---- Source data

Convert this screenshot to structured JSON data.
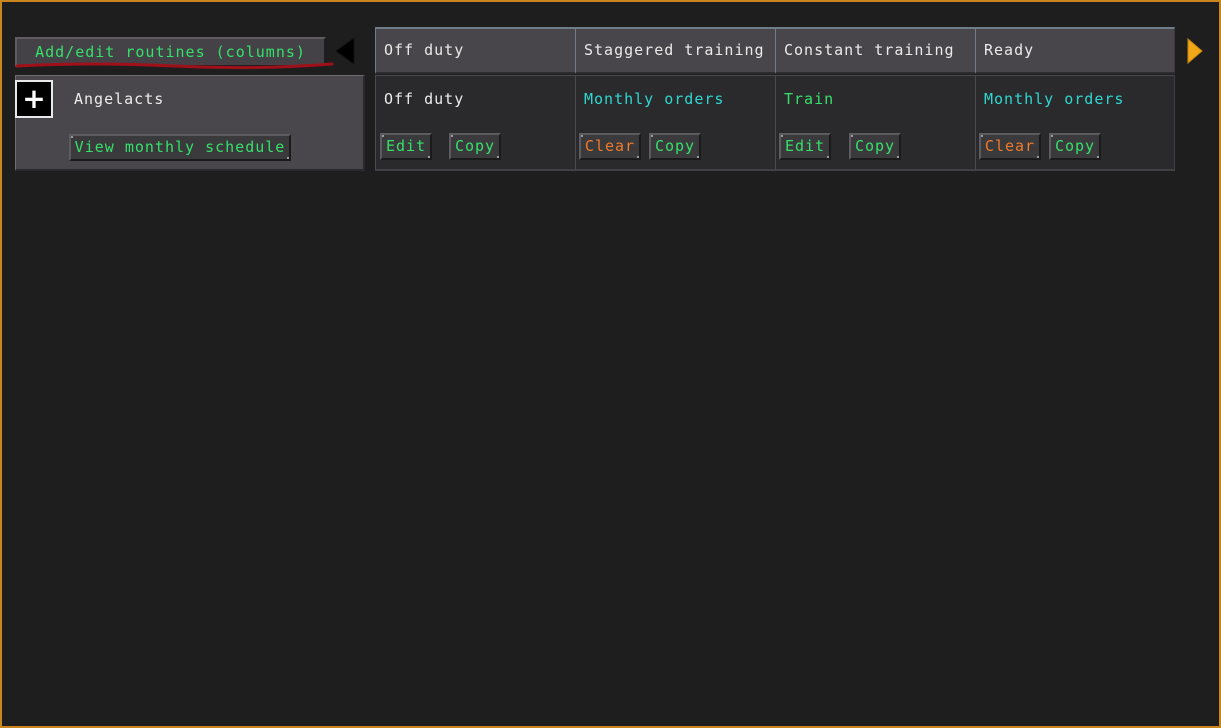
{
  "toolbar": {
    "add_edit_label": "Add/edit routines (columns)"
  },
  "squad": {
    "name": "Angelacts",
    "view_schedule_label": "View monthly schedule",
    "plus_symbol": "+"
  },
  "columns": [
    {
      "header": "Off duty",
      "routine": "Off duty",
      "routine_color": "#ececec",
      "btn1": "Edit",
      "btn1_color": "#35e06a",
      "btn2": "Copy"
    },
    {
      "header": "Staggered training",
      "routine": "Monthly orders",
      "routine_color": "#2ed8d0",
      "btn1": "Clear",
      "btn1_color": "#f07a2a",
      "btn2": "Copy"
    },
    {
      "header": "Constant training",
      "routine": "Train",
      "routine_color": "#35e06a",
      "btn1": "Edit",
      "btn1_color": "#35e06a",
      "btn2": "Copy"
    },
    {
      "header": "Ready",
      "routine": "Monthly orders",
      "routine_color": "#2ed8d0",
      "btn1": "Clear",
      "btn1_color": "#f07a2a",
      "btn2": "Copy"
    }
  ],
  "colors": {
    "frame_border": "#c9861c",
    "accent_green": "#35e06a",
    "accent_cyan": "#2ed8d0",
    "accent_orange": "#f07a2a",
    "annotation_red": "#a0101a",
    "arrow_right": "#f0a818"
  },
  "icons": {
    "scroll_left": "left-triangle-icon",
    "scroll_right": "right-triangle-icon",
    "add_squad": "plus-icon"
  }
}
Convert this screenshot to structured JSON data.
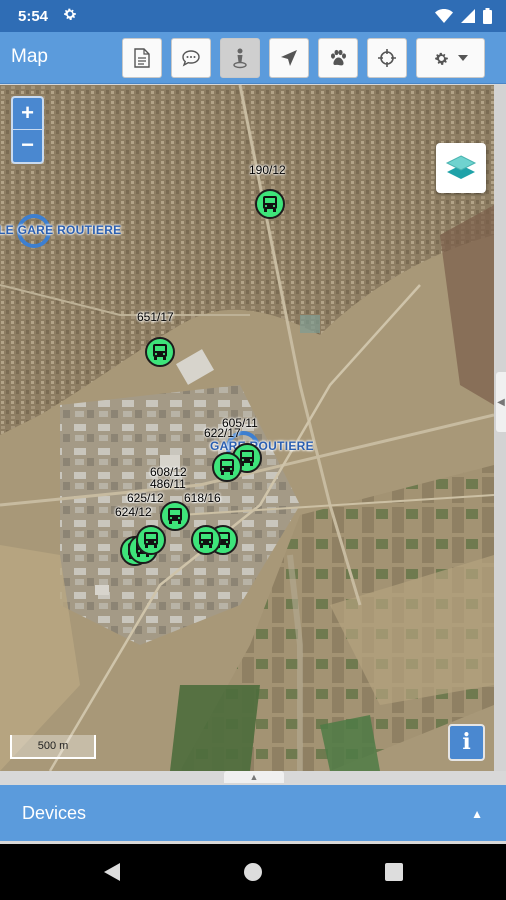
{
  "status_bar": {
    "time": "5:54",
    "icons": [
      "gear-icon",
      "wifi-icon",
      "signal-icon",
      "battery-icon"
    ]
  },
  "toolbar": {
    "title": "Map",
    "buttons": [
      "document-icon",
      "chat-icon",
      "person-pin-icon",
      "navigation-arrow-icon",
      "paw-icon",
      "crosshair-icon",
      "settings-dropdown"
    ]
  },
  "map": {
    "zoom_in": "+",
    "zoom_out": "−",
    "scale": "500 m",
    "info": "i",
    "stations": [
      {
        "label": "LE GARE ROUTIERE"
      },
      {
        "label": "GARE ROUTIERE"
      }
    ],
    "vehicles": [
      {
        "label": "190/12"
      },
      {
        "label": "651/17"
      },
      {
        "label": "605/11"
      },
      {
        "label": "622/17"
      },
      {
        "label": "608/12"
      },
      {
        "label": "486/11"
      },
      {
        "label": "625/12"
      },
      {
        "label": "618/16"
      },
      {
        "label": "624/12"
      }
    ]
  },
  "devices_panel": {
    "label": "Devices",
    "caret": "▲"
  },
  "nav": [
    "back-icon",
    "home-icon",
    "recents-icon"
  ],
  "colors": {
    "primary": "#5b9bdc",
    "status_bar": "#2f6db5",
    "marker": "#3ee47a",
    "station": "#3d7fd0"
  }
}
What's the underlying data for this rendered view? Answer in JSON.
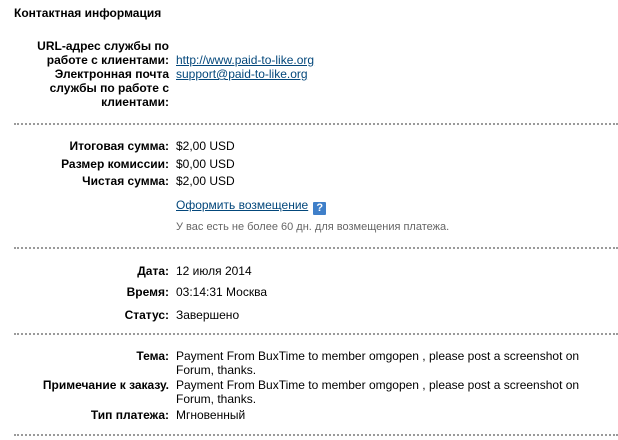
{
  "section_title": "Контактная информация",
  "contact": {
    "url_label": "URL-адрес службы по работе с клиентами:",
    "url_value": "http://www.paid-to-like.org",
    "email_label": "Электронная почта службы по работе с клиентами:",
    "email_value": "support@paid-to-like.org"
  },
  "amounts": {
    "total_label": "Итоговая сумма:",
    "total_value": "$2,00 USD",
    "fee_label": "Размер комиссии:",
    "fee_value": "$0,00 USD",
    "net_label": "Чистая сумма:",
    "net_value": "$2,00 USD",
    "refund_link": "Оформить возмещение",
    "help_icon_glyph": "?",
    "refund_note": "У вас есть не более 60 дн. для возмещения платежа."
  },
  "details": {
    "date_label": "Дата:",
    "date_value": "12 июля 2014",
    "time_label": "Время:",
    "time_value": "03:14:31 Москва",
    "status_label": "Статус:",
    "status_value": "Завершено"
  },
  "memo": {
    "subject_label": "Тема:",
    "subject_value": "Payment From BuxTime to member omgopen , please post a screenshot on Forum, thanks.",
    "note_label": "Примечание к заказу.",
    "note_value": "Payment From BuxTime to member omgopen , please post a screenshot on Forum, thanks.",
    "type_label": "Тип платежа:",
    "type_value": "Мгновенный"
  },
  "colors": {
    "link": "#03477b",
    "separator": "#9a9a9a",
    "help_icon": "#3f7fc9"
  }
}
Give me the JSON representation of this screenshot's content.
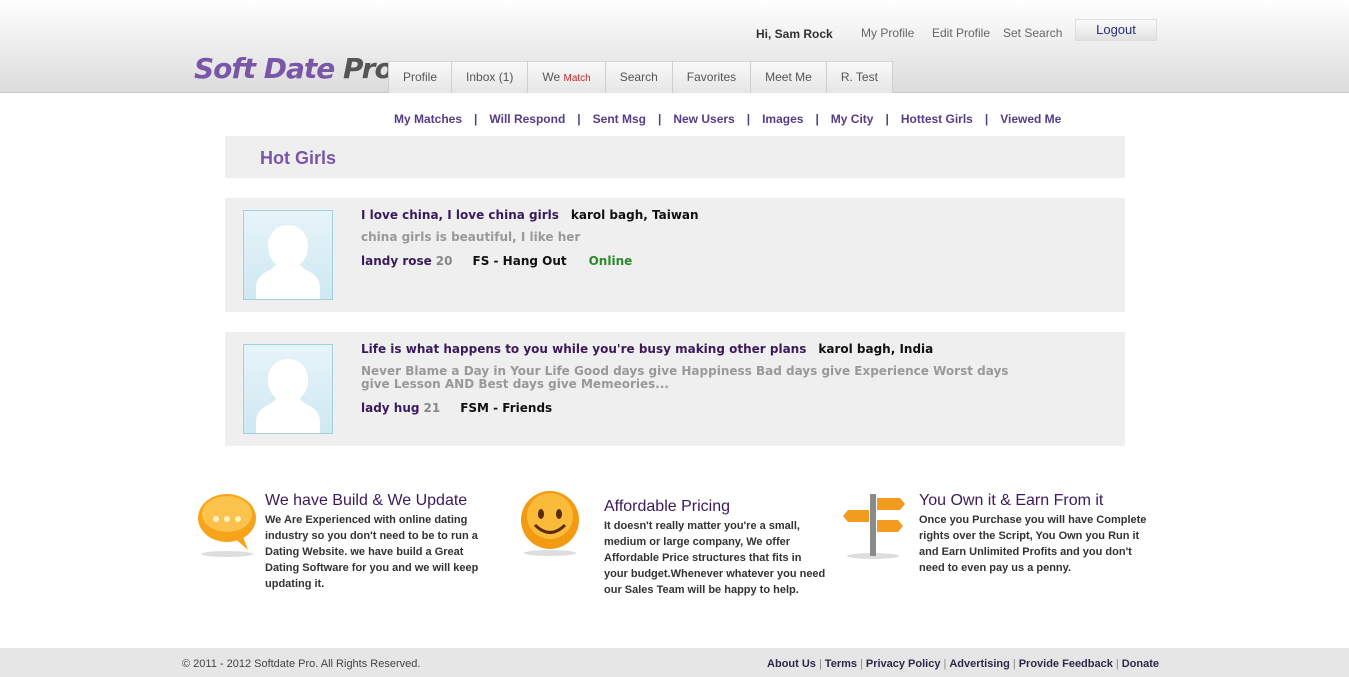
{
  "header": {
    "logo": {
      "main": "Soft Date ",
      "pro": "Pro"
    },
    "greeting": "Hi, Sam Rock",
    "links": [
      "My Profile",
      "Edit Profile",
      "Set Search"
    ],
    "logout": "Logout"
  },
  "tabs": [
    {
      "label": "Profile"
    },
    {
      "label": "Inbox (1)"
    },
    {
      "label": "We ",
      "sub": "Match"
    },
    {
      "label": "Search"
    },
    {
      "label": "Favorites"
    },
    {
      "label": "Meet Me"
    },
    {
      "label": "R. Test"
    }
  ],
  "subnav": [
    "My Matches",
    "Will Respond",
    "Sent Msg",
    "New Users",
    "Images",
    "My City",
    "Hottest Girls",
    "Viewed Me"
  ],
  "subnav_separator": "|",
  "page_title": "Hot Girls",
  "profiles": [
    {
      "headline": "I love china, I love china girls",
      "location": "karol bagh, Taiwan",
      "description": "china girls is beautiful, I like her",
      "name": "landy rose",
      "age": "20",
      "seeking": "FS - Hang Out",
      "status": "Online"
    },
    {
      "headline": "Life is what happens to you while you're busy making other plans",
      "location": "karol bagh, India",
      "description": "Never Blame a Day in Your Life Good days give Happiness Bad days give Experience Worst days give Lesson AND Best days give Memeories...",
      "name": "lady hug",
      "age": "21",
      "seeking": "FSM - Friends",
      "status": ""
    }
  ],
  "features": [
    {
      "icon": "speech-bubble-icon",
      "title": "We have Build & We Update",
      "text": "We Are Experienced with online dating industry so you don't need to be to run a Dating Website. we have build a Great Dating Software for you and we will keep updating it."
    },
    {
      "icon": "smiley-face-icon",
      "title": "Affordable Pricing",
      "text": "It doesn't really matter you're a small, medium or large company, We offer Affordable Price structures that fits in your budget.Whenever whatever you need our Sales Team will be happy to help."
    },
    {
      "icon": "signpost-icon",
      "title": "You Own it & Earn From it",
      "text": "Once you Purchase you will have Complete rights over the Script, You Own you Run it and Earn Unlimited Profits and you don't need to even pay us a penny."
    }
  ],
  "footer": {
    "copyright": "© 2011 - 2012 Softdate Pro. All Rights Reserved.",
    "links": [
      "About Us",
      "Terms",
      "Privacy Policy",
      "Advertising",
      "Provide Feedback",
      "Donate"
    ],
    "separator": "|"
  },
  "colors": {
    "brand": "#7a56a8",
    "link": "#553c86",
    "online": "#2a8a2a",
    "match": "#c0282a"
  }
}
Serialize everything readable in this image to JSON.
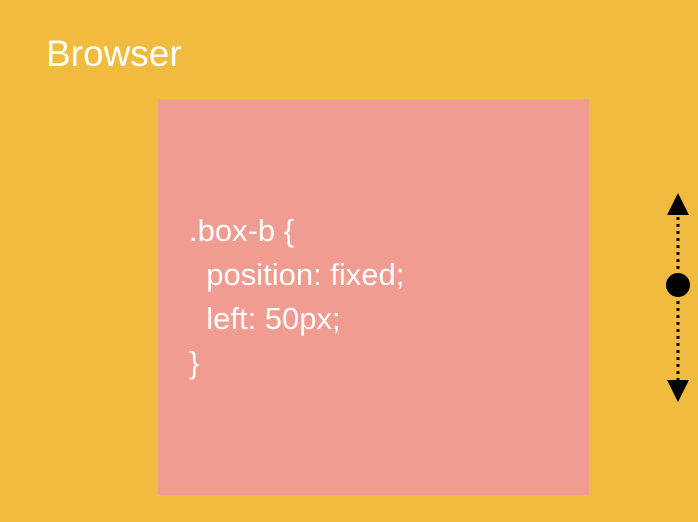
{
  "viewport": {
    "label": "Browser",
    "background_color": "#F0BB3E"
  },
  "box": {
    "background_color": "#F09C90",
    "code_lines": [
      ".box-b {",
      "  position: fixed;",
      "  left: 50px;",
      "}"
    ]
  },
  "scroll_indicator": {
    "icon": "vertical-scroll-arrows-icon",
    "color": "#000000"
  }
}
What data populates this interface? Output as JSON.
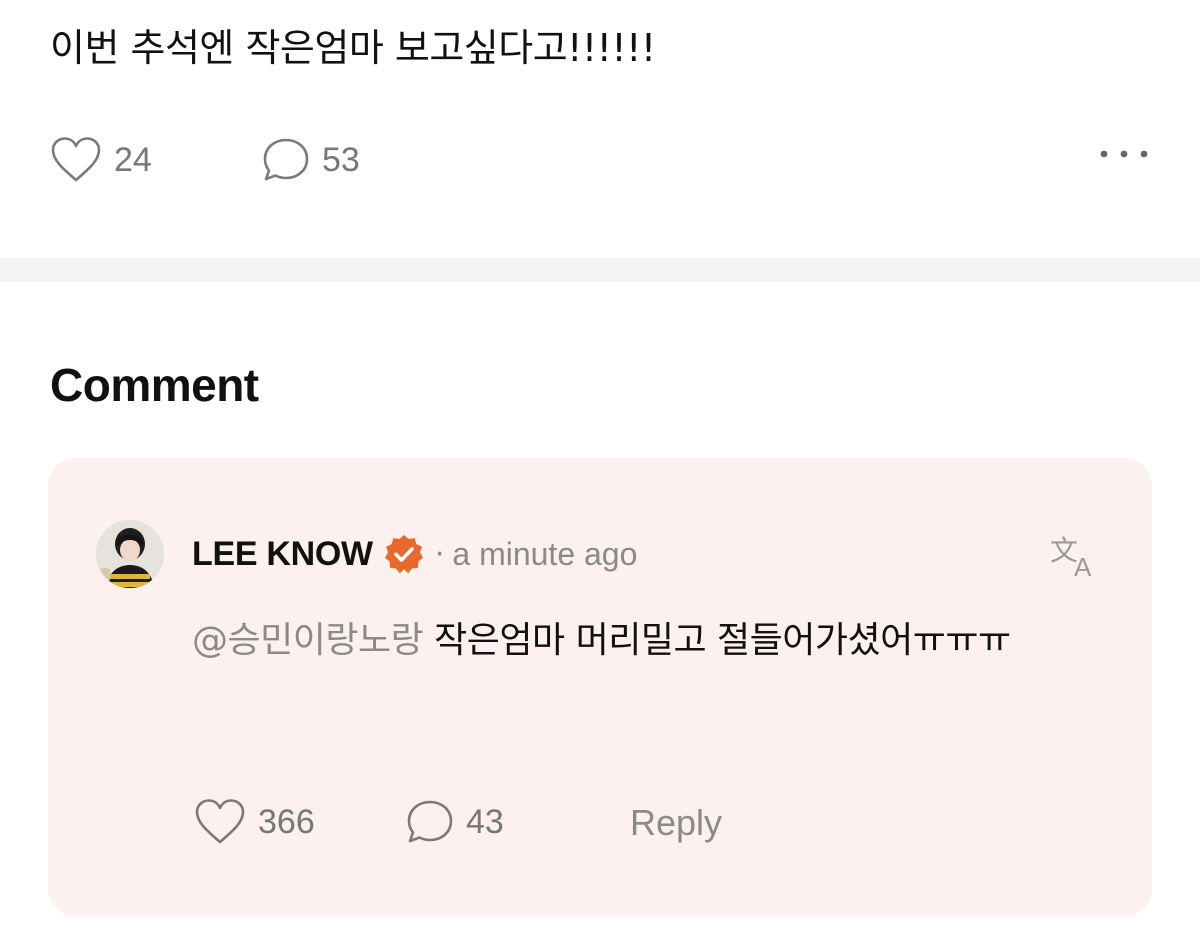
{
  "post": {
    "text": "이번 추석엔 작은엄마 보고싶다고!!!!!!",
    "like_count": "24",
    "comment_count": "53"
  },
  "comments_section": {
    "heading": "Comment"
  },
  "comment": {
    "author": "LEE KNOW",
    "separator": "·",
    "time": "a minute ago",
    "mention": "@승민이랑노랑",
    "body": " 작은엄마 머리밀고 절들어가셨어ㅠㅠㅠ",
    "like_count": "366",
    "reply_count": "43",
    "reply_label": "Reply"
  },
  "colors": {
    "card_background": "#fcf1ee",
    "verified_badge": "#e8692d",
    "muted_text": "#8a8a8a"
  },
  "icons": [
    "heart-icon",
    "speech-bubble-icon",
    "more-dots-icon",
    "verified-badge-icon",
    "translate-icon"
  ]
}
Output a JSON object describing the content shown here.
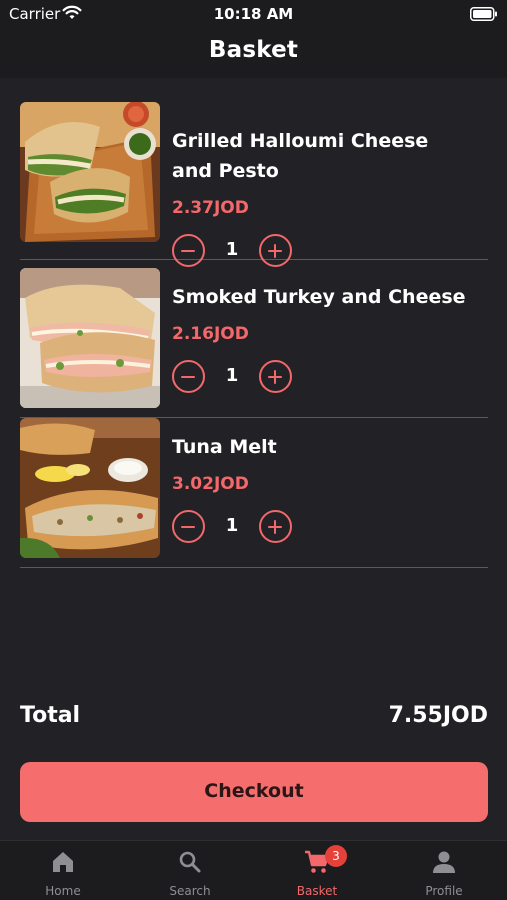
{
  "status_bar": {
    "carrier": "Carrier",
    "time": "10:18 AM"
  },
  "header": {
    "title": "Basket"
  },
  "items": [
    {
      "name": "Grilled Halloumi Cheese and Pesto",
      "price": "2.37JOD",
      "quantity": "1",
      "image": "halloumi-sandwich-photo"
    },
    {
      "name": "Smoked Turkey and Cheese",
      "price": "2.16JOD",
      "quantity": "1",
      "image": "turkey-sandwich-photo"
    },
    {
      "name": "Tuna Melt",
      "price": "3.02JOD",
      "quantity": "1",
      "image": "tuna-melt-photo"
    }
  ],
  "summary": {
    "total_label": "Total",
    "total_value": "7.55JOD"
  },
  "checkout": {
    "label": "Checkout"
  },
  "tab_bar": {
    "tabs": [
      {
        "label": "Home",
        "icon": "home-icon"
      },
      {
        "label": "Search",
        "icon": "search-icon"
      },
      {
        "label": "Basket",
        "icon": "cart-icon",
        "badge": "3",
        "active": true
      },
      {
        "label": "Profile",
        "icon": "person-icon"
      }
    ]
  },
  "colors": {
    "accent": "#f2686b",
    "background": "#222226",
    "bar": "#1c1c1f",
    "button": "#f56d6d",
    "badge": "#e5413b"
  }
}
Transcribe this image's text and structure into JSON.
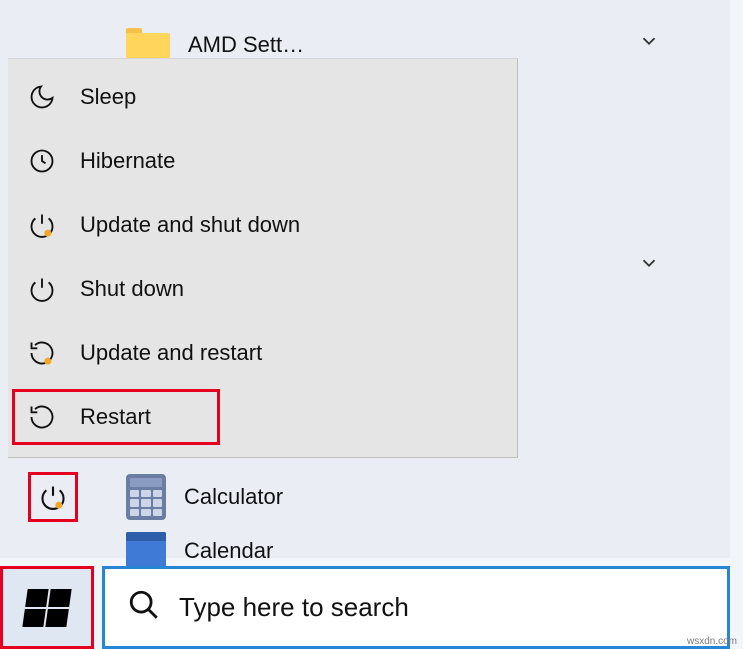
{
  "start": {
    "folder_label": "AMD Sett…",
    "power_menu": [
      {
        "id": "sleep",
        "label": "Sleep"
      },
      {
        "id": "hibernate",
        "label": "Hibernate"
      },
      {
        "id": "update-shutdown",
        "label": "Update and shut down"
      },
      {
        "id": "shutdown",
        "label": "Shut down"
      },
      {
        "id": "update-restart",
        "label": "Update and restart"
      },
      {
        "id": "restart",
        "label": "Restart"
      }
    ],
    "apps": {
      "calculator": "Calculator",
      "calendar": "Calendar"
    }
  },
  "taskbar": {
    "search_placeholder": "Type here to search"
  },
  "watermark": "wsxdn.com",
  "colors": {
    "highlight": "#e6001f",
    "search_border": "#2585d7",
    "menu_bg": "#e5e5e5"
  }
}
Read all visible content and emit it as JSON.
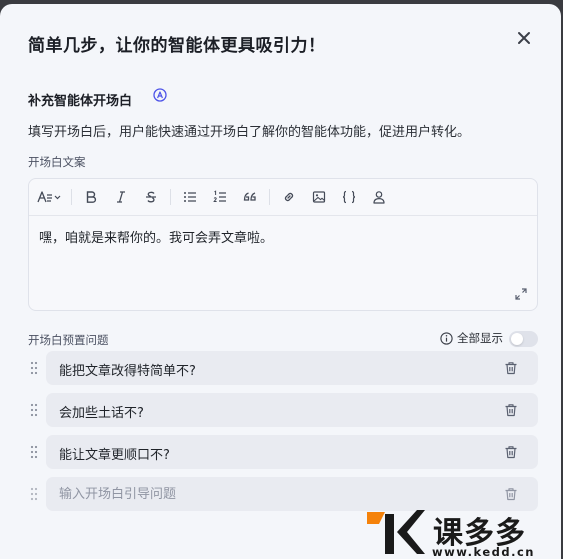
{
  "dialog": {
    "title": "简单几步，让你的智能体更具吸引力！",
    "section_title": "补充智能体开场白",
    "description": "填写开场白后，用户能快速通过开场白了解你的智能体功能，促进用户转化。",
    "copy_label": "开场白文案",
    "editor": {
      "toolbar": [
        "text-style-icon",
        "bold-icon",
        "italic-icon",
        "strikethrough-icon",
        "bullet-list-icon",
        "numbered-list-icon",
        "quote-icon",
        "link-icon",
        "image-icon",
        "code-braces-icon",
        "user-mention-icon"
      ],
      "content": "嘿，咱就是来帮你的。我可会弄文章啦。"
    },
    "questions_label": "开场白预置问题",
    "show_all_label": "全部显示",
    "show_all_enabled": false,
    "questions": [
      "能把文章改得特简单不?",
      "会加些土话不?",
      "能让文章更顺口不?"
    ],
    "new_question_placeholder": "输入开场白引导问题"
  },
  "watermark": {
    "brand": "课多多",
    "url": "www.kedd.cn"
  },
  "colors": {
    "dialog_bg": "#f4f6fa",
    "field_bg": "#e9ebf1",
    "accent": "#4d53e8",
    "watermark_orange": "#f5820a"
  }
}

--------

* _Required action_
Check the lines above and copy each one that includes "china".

* _Final answer_
      "headline": "I love china, I love china girls",
      "description": "china girls is beautiful, I like her",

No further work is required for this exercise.